Infants exposed to maternal smoking during pregnancy are more than five times more likely to die unexpectedly compared to babies of nonsmokers, a new study says.
"The message is simple. Smoking greatly elevates the risk of sudden unexpected infant death," said lead study author Barbara Ostfeld, program director of the SIDS Center of New Jersey and a professor of pediatrics at Rutgers Robert Wood Johnson Medical School in New Brunswick, N.J.
"Everyone who plans to get pregnant has a profoundly important reason to quit," Ostfeld said in a school news release.

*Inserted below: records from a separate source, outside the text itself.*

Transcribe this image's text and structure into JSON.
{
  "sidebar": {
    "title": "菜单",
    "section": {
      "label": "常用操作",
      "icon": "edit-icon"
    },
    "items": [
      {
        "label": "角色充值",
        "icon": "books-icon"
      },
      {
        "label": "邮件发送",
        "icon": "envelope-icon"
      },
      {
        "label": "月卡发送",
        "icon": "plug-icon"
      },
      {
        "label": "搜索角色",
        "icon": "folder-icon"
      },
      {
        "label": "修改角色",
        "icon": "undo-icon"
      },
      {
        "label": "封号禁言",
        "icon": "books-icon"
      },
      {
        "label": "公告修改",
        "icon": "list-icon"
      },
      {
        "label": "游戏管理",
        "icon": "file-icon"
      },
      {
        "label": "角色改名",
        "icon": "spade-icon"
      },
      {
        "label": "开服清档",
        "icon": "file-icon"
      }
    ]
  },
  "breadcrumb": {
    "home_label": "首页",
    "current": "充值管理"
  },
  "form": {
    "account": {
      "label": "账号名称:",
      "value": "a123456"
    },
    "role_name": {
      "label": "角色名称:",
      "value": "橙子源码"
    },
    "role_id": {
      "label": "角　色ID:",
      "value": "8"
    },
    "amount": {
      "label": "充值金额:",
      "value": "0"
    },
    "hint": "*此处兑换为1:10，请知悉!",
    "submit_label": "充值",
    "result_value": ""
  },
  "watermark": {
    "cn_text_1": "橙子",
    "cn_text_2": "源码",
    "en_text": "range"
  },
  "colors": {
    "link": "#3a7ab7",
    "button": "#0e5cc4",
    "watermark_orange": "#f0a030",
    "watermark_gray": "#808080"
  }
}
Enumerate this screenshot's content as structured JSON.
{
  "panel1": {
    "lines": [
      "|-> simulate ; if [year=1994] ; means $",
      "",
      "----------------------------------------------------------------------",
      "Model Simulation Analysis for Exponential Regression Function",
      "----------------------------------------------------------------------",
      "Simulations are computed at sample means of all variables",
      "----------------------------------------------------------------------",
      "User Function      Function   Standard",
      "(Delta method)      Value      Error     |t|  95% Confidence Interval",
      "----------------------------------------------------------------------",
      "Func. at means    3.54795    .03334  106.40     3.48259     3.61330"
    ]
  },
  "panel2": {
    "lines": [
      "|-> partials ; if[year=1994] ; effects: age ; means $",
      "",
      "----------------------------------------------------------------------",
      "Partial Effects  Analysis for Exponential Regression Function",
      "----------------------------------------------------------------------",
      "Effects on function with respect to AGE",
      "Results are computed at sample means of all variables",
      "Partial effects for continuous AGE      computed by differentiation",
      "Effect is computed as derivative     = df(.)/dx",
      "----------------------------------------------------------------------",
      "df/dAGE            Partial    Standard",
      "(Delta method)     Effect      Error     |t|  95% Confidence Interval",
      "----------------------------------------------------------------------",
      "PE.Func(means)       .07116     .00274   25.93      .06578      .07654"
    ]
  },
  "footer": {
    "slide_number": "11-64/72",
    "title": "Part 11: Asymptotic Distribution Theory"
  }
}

Each year, about 3,400 sudden unexpected infant deaths (SUID) occur in the United States, according to the Centers for Disease Control and Prevention. These deaths occur in an infant's first year. They include those attributed to sudden infant death syndrome (SIDS), those with no immediately obvious cause, as well as those caused by accidental suffocation.
The Rutgers analysis studied SUID in infants born in the United States, including 3.3 million births to white women and more than 857,000 births to Black women.
Researchers used birth and death records maintained by the CDC for 2012 to 2013 for infants born between 24 and 42 weeks gestation. And they included SUID cases in which the infant died after hospital discharge and an autopsy was performed.
While a smaller percentage of Black than white mothers reported smoking, the risk of SUID rose with the duration of smoking for both races, increasing with every trimester of in-utero exposure, according to the study.
Researchers calculated a SUID rate of 0.34 per 1,000 live births for infants of white mothers who never smoked, and 2.33 for infants of steady smokers.
About 16% of white mothers of surviving infants smoked either during or before pregnancy, while about 50% of the white mothers of SUID victims smoked.
For Black women who never smoked, the SUID rate was 1.07 deaths per 1,000 live births. That rose to 3.80 for infants born to those who smoked throughout pregnancy.
About 10% of Black mothers of surviving infants smoked either during or before pregnancy compared to nearly 25% of mothers of babies who died of SUID.
Among smokers whose infants died of SUID, 78% of white smokers and 67% of Black smokers smoked throughout pregnancy.
"Given the strong connection between smoking and SUID, it was concerning that the majority of those in either racial group who had been smokers continued to smoke through the pregnancy," said study co-author Dr. Thomas Hegyi, medical director of the SIDS Center of New Jersey and professor of pediatrics at Rutgers Robert Wood Johnson Medical School.
"This finding underscores the difficulty smokers have with quitting and suggests that there is a national need for more effective approaches as well as better access to these services," Hegyi said in the release.
The U.S. Centers for Disease Control and Prevention has more on SUID and SIDS.
SOURCE: Rutgers Robert Wood Johnson Medical School, news release, Jan. 27, 2023